Assignment:
Please print each entry below exactly as it reads.

┌─ Provided information

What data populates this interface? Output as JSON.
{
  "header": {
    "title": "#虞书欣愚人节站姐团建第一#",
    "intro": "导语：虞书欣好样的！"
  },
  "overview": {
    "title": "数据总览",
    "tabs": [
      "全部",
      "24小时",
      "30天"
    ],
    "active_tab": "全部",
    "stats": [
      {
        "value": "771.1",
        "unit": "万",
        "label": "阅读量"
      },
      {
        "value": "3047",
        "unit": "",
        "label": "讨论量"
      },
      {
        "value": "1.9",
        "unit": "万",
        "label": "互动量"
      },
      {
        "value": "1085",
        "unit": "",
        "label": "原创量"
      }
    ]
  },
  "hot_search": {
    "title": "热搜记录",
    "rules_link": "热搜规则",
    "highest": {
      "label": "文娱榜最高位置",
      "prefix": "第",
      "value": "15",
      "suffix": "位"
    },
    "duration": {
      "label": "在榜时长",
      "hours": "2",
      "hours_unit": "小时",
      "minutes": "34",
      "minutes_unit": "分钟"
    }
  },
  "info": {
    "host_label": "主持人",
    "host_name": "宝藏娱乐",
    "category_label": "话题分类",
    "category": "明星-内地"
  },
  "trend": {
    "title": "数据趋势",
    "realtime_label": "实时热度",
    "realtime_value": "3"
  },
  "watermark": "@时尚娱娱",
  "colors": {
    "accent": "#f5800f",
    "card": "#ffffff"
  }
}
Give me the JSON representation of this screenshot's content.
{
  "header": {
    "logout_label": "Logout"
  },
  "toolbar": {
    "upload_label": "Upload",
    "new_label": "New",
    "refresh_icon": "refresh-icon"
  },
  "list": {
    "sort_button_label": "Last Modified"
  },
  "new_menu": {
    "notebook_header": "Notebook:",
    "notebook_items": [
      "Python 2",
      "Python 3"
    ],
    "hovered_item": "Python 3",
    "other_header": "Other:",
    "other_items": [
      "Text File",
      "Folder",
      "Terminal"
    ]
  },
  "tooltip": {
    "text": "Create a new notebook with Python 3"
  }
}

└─

Your solution:
What data populates this interface? Output as JSON.
{
  "header": {
    "title": "#虞书欣愚人节站姐团建第一#",
    "intro": "导语：虞书欣好样的！"
  },
  "overview": {
    "title": "数据总览",
    "tabs": [
      "全部",
      "24小时",
      "30天"
    ],
    "active_tab": "全部",
    "stats": [
      {
        "value": "771.1",
        "unit": "万",
        "label": "阅读量"
      },
      {
        "value": "3047",
        "unit": "",
        "label": "讨论量"
      },
      {
        "value": "1.9",
        "unit": "万",
        "label": "互动量"
      },
      {
        "value": "1085",
        "unit": "",
        "label": "原创量"
      }
    ]
  },
  "hot_search": {
    "title": "热搜记录",
    "rules_link": "热搜规则",
    "highest": {
      "label": "文娱榜最高位置",
      "prefix": "第",
      "value": "15",
      "suffix": "位"
    },
    "duration": {
      "label": "在榜时长",
      "hours": "2",
      "hours_unit": "小时",
      "minutes": "34",
      "minutes_unit": "分钟"
    }
  },
  "info": {
    "host_label": "主持人",
    "host_name": "宝藏娱乐",
    "category_label": "话题分类",
    "category": "明星-内地"
  },
  "trend": {
    "title": "数据趋势",
    "realtime_label": "实时热度",
    "realtime_value": "3"
  },
  "watermark": "@时尚娱娱",
  "colors": {
    "accent": "#f5800f",
    "card": "#ffffff"
  }
}
Give me the JSON representation of this screenshot's content.
{
  "header": {
    "logout_label": "Logout"
  },
  "toolbar": {
    "upload_label": "Upload",
    "new_label": "New",
    "refresh_icon": "refresh-icon"
  },
  "list": {
    "sort_button_label": "Last Modified"
  },
  "new_menu": {
    "notebook_header": "Notebook:",
    "notebook_items": [
      "Python 2",
      "Python 3"
    ],
    "hovered_item": "Python 3",
    "other_header": "Other:",
    "other_items": [
      "Text File",
      "Folder",
      "Terminal"
    ]
  },
  "tooltip": {
    "text": "Create a new notebook with Python 3"
  }
}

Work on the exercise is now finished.